The aim of this research is to identify the strengthening mechanism of brazed joints and quantify the effect of joint microstructure and mechanical constraint. The primary objectives are: 1) to determine the fracture strength and fatigue life of the Type 304 stainless steel brazed joints processed by pure copper; 2) to characterise the microstructure of the brazed joint and evaluate its contribution to the overall joint strength; 3) to quantify the stress triaxiality level and to estimate the influence of mechanical constraint; 4) to provide an experimental evidence for the presence of mechanical constraint. Key findings are summarised as follows.
Firstly, the mechanical strength of brazed joints as a function of the joint interface roughness was determined through uniaxial tensile and fatigue testing. This was to investigate whether the joint mechanical strength could vary with different interface roughness conditions. Key findings have indicated that the brazed joints showed enhanced mechanical strength when compared to the filler metal. In addition, the interface roughness levels had little influence on the mechanical strength. This is because all the brazed joints failed entirely within the joint centre (i.e. inside the filler metal) rather than at the interfacial region, as revealed by SEM based fractography study.

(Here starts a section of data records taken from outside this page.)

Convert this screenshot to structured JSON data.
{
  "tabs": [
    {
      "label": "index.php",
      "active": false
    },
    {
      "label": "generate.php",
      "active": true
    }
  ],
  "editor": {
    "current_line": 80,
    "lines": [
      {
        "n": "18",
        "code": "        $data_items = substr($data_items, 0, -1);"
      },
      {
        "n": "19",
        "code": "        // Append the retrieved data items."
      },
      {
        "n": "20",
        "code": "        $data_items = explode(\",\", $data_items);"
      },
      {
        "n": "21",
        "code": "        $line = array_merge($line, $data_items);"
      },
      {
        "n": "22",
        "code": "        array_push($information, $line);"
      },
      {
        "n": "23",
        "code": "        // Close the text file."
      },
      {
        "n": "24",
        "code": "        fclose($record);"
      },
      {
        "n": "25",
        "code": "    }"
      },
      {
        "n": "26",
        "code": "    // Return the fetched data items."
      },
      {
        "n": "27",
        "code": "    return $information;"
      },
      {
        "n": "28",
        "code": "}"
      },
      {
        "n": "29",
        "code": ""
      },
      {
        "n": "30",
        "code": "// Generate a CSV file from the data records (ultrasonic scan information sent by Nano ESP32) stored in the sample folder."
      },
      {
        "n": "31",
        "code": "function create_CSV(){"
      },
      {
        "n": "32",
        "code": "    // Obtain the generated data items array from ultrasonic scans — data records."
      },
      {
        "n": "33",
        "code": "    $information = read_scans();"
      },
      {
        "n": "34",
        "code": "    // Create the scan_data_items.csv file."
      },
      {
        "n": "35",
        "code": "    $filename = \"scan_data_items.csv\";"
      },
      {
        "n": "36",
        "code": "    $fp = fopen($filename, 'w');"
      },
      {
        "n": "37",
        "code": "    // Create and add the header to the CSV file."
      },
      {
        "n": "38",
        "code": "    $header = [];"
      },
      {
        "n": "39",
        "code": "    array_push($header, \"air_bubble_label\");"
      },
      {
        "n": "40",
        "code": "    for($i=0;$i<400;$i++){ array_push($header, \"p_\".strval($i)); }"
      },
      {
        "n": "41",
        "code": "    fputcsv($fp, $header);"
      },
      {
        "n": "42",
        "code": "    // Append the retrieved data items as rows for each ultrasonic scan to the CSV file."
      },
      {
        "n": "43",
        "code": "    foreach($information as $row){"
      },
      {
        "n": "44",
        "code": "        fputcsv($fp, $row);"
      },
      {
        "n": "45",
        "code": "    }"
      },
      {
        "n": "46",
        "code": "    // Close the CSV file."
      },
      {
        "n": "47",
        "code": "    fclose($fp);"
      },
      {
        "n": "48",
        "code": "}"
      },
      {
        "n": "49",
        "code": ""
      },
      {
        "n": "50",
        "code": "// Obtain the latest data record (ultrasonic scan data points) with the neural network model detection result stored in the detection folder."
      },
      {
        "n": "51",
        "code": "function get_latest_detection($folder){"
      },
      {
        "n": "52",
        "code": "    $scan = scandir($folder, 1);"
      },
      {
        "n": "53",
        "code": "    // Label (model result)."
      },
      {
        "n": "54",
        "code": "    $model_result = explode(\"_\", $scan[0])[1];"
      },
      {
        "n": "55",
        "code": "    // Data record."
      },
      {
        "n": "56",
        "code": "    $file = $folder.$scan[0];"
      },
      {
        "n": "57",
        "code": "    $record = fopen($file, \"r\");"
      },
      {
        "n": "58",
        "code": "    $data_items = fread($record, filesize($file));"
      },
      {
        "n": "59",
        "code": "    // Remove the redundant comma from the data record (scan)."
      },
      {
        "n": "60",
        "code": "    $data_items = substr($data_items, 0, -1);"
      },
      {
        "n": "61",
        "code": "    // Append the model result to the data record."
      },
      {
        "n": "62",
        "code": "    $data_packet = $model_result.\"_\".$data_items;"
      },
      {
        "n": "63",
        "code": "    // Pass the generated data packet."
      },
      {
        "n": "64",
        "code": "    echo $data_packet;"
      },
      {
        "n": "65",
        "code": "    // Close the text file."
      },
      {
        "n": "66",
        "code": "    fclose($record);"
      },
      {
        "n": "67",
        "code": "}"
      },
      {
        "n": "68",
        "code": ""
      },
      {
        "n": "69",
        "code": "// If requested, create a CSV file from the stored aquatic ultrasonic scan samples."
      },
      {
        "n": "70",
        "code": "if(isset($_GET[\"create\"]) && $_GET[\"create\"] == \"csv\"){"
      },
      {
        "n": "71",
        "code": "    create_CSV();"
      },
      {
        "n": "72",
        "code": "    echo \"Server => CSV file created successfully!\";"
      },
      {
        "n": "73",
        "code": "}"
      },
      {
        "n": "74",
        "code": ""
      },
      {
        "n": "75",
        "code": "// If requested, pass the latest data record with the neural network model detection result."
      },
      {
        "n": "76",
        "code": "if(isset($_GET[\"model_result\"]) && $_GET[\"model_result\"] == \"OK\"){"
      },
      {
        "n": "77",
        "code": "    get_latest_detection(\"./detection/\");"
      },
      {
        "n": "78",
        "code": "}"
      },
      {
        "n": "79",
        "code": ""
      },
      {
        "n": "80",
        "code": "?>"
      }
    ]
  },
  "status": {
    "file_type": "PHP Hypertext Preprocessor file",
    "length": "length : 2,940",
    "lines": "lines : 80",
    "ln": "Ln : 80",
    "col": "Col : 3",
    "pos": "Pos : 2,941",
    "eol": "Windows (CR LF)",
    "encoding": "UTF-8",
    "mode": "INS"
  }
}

Secondly, microstructural characterisation has revealed a two-phase microstructure within the joint region: the star-shaped Fe-Cu-rich precipitates and the copper matrix. Theoretical evaluation of the collected microstructural data has suggested that Cu-Mn solid-solution dominated the overall strengthening, whereas contributions from precipitation hardening as well as grain-size strengthening were negligible.
Finally, the mechanical constraint was revealed by comparing the fracture strengths of two identical joints but with their interfaces orientated at either 90° or 45° with respect to the loading direction. The 45° joint configuration had a lower fracture strength as compared to the 90° counterpart, as a result of the reduced mechanical constraint level. The Bridgman necking criteria was then applied to derive the longitudinal flow stress at sample fracture for the 90° brazed joint. The discrepancy between the theoretically calculated and experimentally determined strengths was judged as the influence of mechanical constraint. Thus, the enhanced mechanical strength of brazed joints is a concurrent consequence of (i) microscopic Cu-Mn solid-solution strengthening and (ii) macroscopic mechanical constraint.
In addition, geometrically necessary dislocation (GND) distribution was mapped by using electron backscatter diffraction (EBSD). The pile-up of GNDs was observed at the base-filler metal interface for the 90° joint. This observation suggests that GNDs were introduced to accommodate deformation incompatibility imposed by the mechanical constraint. This finding is thus considered as an experimental (microscopic) evidence for strain inhomogeneity due to the presence of mechanical constraint.
|Date of Award||Jul 2020|
|Supervisor||Xiang Zhang (Supervisor), David Parfitt (Supervisor) & Bo Chen (Supervisor)|